TASK INPUTS below:
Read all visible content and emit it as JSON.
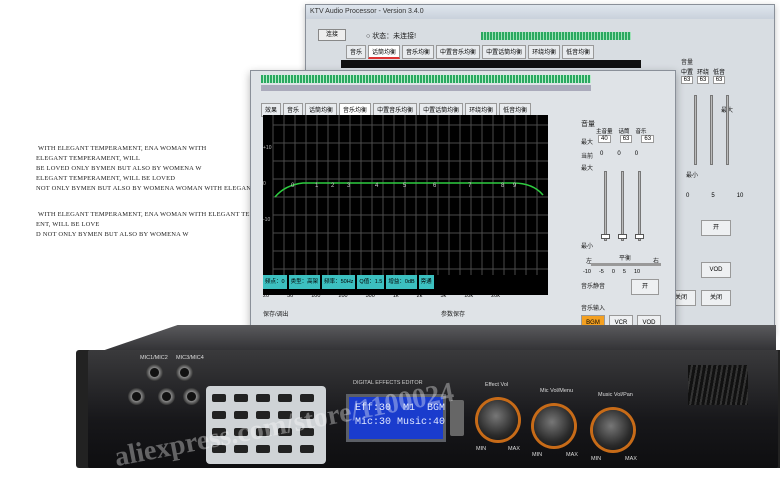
{
  "back_window": {
    "title": "KTV Audio Processor - Version 3.4.0",
    "connect_label": "连接",
    "status_text": "状态：未连接!",
    "tabs": [
      "音乐",
      "话筒均衡",
      "音乐均衡",
      "中置音乐均衡",
      "中置话筒均衡",
      "环绕均衡",
      "低音均衡"
    ],
    "active_tab": 1,
    "volume_label": "音量",
    "col_labels": [
      "中置",
      "环绕",
      "低音"
    ],
    "values": [
      "63",
      "63",
      "63"
    ],
    "max_label": "最大",
    "min_label": "最小",
    "scale": [
      "0",
      "5",
      "10"
    ],
    "buttons": [
      "开",
      "VOD",
      "关闭",
      "关闭"
    ]
  },
  "front_window": {
    "tabs": [
      "效果",
      "音乐",
      "话筒均衡",
      "音乐均衡",
      "中置音乐均衡",
      "中置话筒均衡",
      "环绕均衡",
      "低音均衡"
    ],
    "active_tab": 3,
    "volume_label": "音量",
    "max_label": "最大",
    "current_label": "当前",
    "min_label": "最小",
    "fader_cols": [
      "主音量",
      "话筒",
      "音乐"
    ],
    "fader_max_values": [
      "40",
      "63",
      "63"
    ],
    "fader_current_values": [
      "0",
      "0",
      "0"
    ],
    "balance_label": "平衡",
    "balance_left": "左",
    "balance_right": "右",
    "balance_scale": [
      "-10",
      "-5",
      "0",
      "5",
      "10"
    ],
    "mute_label": "音乐静音",
    "mute_on": "开",
    "music_input_label": "音乐输入",
    "input_buttons": [
      "BGM",
      "VCR",
      "VOD"
    ],
    "save_label": "保存/调出",
    "param_save_label": "参数保存",
    "eq_y_labels": [
      "+10",
      "0",
      "-10"
    ],
    "eq_point_labels": [
      "0",
      "1",
      "2",
      "3",
      "4",
      "5",
      "6",
      "7",
      "8",
      "9"
    ],
    "eq_x_labels": [
      "20",
      "50",
      "100",
      "200",
      "500",
      "1k",
      "2k",
      "5k",
      "10k",
      "20k"
    ],
    "params": [
      "频点：0",
      "类型：高架",
      "频率：50Hz",
      "Q值：1.5",
      "增益：0dB",
      "旁通"
    ]
  },
  "side_text": [
    "with elegant temperament, ena woman with",
    "elegant temperament, will",
    "be loved only bymen but also by womena w",
    "elegant temperament, will be loved",
    "not only bymen but also by womena woman with elegant temper",
    "with elegant temperament, ena woman with elegant temperam",
    "ent, will be love",
    "d not only bymen but also by womena w"
  ],
  "device": {
    "top_label": "DIGITAL EFFECTS EDITOR",
    "lcd_line1": "Eff:30  M1  BGM",
    "lcd_line2": "Mic:30 Music:40",
    "knob_labels": [
      "Effect Vol",
      "Mic Vol/Menu",
      "Music Vol/Pan"
    ],
    "min_label": "MIN",
    "max_label": "MAX",
    "jack_labels": [
      "MIC1/MIC2",
      "MIC3/MIC4"
    ]
  },
  "watermark": "aliexpress.com/store/1100024",
  "colors": {
    "meter_green": "#2aa860",
    "lcd_blue": "#1a3ccd",
    "knob_ring": "#c76b18",
    "param_cyan": "#3cc0c0"
  }
}
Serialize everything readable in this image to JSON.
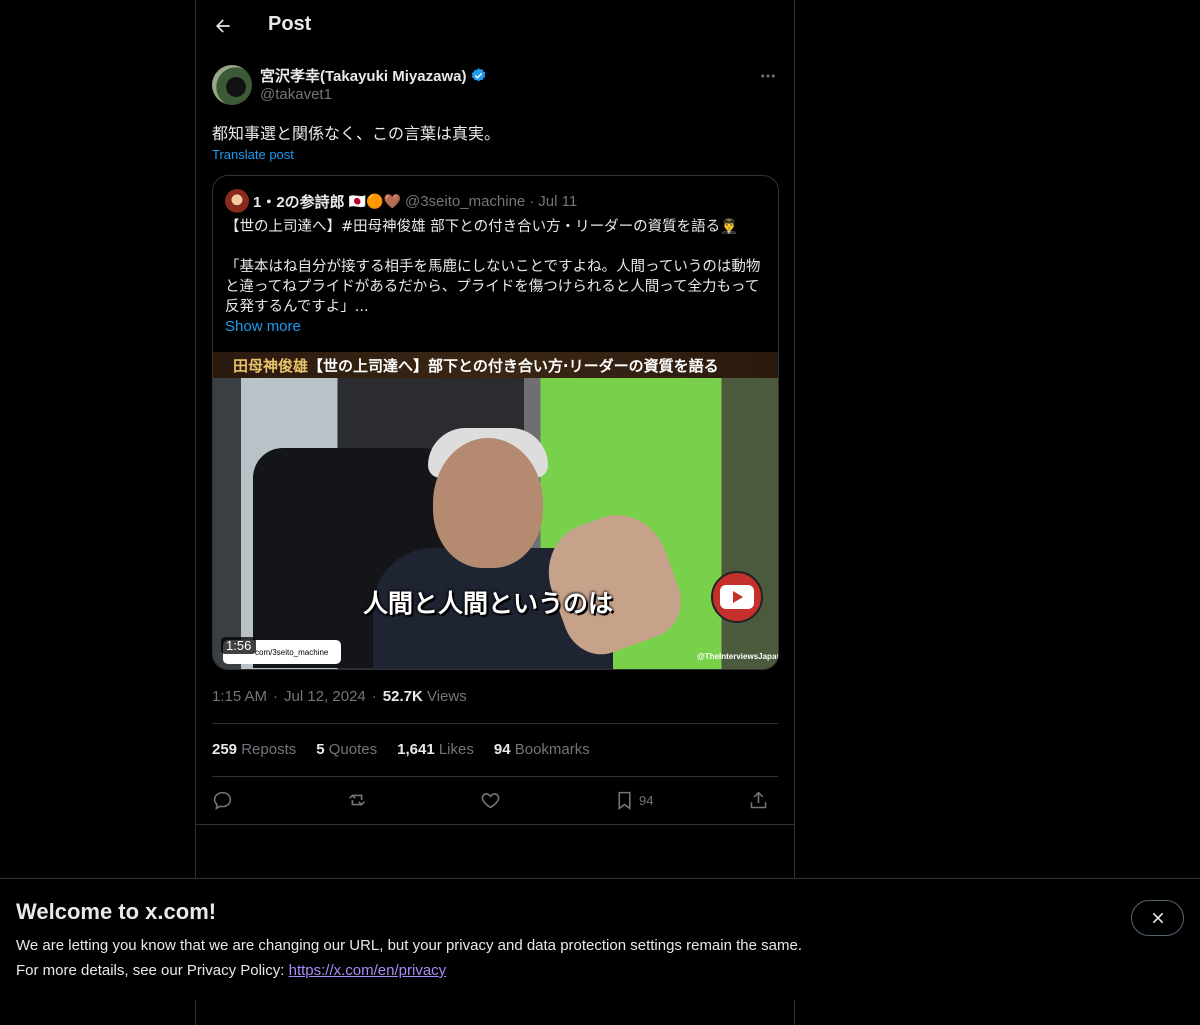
{
  "header": {
    "title": "Post"
  },
  "post": {
    "author_name": "宮沢孝幸(Takayuki Miyazawa)",
    "author_handle": "@takavet1",
    "text": "都知事選と関係なく、この言葉は真実。",
    "translate_label": "Translate post",
    "time": "1:15 AM",
    "date": "Jul 12, 2024",
    "views_count": "52.7K",
    "views_label": "Views",
    "stats": {
      "reposts_count": "259",
      "reposts_label": "Reposts",
      "quotes_count": "5",
      "quotes_label": "Quotes",
      "likes_count": "1,641",
      "likes_label": "Likes",
      "bookmarks_count": "94",
      "bookmarks_label": "Bookmarks"
    },
    "actions": {
      "bookmark_count": "94"
    }
  },
  "quote": {
    "author_name": "1・2の参詩郎",
    "emoji": "🇯🇵🟠🤎",
    "handle": "@3seito_machine",
    "date": "Jul 11",
    "line1": "【世の上司達へ】#田母神俊雄 部下との付き合い方・リーダーの資質を語る👨‍✈️",
    "line2": "「基本はね自分が接する相手を馬鹿にしないことですよね。人間っていうのは動物と違ってねプライドがあるだから、プライドを傷つけられると人間って全力もって反発するんですよ」...",
    "show_more": "Show more",
    "video": {
      "banner_gold": "田母神俊雄",
      "banner_white": "【世の上司達へ】部下との付き合い方·リーダーの資質を語る",
      "caption": "人間と人間というのは",
      "watermark": "@TheInterviewsJapan",
      "link_text": "com/3seito_machine",
      "duration": "1:56"
    }
  },
  "banner": {
    "title": "Welcome to x.com!",
    "line1": "We are letting you know that we are changing our URL, but your privacy and data protection settings remain the same.",
    "line2_prefix": "For more details, see our Privacy Policy:",
    "link": "https://x.com/en/privacy"
  },
  "colors": {
    "accent": "#1d9bf0",
    "background": "#000000",
    "muted": "#71767b",
    "text": "#e7e9ea"
  }
}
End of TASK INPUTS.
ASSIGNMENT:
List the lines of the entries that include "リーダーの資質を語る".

ANSWER SECTION:
    "line1": "【世の上司達へ】#田母神俊雄 部下との付き合い方・リーダーの資質を語る👨‍✈️",
      "banner_white": "【世の上司達へ】部下との付き合い方·リーダーの資質を語る",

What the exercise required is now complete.